## Excerpted data
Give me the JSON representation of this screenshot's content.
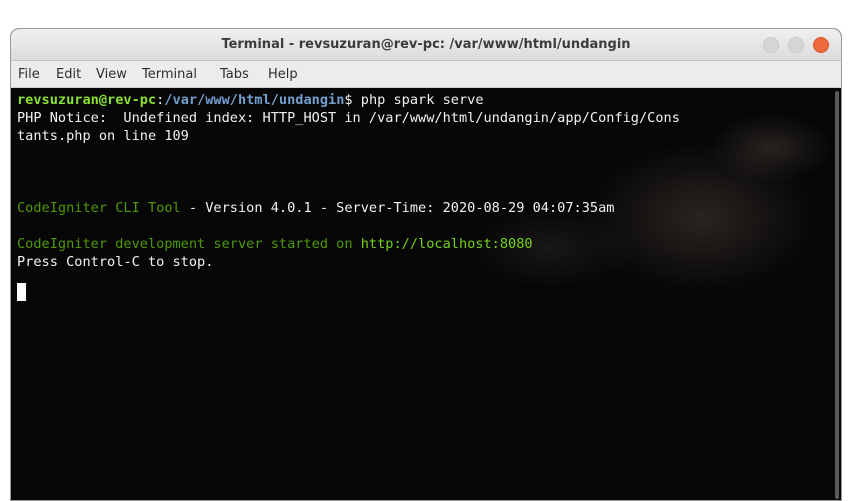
{
  "window": {
    "title": "Terminal - revsuzuran@rev-pc: /var/www/html/undangin"
  },
  "menu": {
    "items": [
      "File",
      "Edit",
      "View",
      "Terminal",
      "Tabs",
      "Help"
    ]
  },
  "terminal": {
    "prompt_user": "revsuzuran@rev-pc",
    "prompt_sep": ":",
    "prompt_path": "/var/www/html/undangin",
    "prompt_dollar": "$ ",
    "command": "php spark serve",
    "notice_line1": "PHP Notice:  Undefined index: HTTP_HOST in /var/www/html/undangin/app/Config/Cons",
    "notice_line2": "tants.php on line 109",
    "cli_tool": "CodeIgniter CLI Tool",
    "cli_rest": " - Version 4.0.1 - Server-Time: 2020-08-29 04:07:35am",
    "server_started": "CodeIgniter development server started on ",
    "server_url": "http://localhost:8080",
    "stop_hint": "Press Control-C to stop."
  },
  "colors": {
    "prompt_user": "#8ae234",
    "prompt_path": "#729fcf",
    "codeigniter_text": "#4e9a06",
    "url": "#73d216",
    "close_button": "#ef6a3d"
  }
}
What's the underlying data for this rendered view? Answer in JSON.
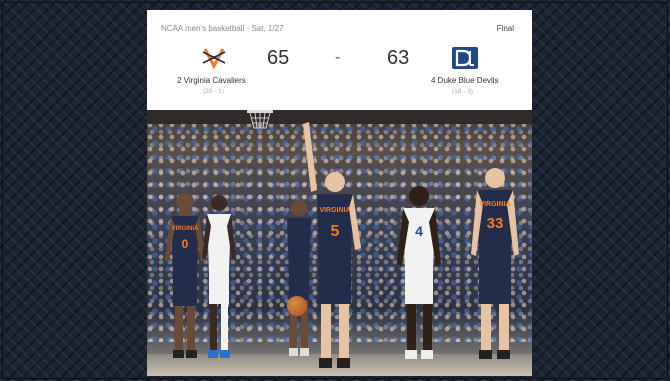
{
  "scoreboard": {
    "meta": "NCAA men's basketball · Sat, 1/27",
    "status": "Final",
    "separator": "-",
    "home": {
      "rank": "2",
      "name": "2 Virginia Cavaliers",
      "record": "(20 - 1)",
      "score": "65",
      "logo_icon": "virginia-cavaliers-logo-icon",
      "color": "#f47b20"
    },
    "away": {
      "rank": "4",
      "name": "4 Duke Blue Devils",
      "record": "(18 - 3)",
      "score": "63",
      "logo_icon": "duke-blue-devils-logo-icon",
      "color": "#1f4a8a"
    }
  },
  "photo": {
    "jerseys": [
      {
        "team": "VIRGINIA",
        "number": "0"
      },
      {
        "team": "VIRGINIA",
        "number": "5"
      },
      {
        "team": "VIRGINIA",
        "number": "33"
      },
      {
        "team": "DUKE",
        "number": "4"
      }
    ]
  },
  "colors": {
    "uva_navy": "#232d4b",
    "uva_orange": "#f47b20",
    "duke_blue": "#1f4a8a"
  }
}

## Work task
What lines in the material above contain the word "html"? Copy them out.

## Response
    "title": "Terminal - revsuzuran@rev-pc: /var/www/html/undangin"
    "prompt_path": "/var/www/html/undangin",
    "notice_line1": "PHP Notice:  Undefined index: HTTP_HOST in /var/www/html/undangin/app/Config/Cons",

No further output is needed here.